My parents gave me Coca-Cola in my baby bottle. I wasn't a big napper. I was too spun out on caffeine. I once grabbed my father's cheeks in the throes of withdrawal and commanded him to "get the baby some coke".
We called all soft drinks 'coke'. Once while riding in the station wagon on a country drive, Mom said, "I'm thirsty, y'all. Stop the car and let's get a coke, big Daddy." Those weren't her exact words, but I like the way it reads so I'll leave it in for dramatic effect.
Dad followed mom's lead and called all soft drinks 'coke' unless we talked about Dr. Pepper. Dad liked those big bottles of Dr. Pepper. Drink it at 10, 2, and 4. That's what the label said. It tasted good and helped me learn to tell time. I won't say the same about Schlitz. It did not taste good and if Dad drank too many, he didn't give a cuss about the time. I'm kidding. Dad didn't drink much beer, but I like the way it reads so I'll keep it in.

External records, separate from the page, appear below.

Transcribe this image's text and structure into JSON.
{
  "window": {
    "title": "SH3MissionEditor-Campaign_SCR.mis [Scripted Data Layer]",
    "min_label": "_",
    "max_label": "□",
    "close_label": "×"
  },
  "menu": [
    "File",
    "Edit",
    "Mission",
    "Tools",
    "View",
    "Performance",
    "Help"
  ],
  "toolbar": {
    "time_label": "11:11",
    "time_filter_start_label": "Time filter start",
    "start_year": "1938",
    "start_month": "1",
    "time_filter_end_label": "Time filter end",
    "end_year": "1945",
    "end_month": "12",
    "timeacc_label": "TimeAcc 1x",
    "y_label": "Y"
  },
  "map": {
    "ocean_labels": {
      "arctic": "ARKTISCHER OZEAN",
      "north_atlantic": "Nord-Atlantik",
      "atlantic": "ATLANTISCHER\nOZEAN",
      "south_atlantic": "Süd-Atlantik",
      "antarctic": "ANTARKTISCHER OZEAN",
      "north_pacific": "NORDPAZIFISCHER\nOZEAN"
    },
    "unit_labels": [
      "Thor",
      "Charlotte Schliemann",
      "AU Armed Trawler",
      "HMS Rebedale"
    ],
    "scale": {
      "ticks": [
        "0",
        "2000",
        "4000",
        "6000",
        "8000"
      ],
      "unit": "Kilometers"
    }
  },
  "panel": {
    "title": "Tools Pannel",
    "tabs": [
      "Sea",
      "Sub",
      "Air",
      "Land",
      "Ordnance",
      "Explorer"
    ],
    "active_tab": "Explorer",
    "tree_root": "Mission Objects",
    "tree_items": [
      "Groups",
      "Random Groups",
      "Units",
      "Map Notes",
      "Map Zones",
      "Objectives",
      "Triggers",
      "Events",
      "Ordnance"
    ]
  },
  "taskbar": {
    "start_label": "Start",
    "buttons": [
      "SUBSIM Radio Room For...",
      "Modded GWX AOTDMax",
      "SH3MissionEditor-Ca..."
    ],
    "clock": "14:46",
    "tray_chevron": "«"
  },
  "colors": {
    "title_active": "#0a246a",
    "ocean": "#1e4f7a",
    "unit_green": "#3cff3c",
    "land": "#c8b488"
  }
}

I drank 7-Up at home on sick days. The sparkling lemon-lime bubbles helped me keep my fluid intake high while I watched "Dark Shadows" and "Truth or Consequences". Our sick-day routine included a trip to Dr. Kimura's office at 80th and Mission road and a stop at Safeway in the Prairie Village shopping center for 7-Up.
Friday night meant Shakey's for pizza. When we moved to the Kansas City from Columbia, Missouri in 1969, they were the preeminent pizza chain in the Midwest. The old-time piano music and Laurel and Hardy films flickering overhead made me thirsty for Root Beer.
Bargain-minded parents brought soda coolers to our sporting events. This exposed me to several cheaper soft drink lines like Craigmont, Vess, and Shasta. We clamored for the soda chest as soon as they unlatched it, lest we be saddled with the dregs: a lowly cream soda.
The original Dickinson theatre on Johnson Drive featured an unusual permutation of soft drink sales. The concession stand sold only popcorn and candy. There was a ten cent mechanical fountain dispensary at the far end of the lobby. The soda water and syrup mixed on the fly for a unique taste in every paper cup.
Some people in Kansas City call soft drinks 'pop'. It's a northern Midwest habit and it often comes out of their mouths as 'pap'. This bugs me. I'll stick with coke. But don't be surprised if I'm drinking a Dr. Pepper, especially if it's 10, 2, or 4.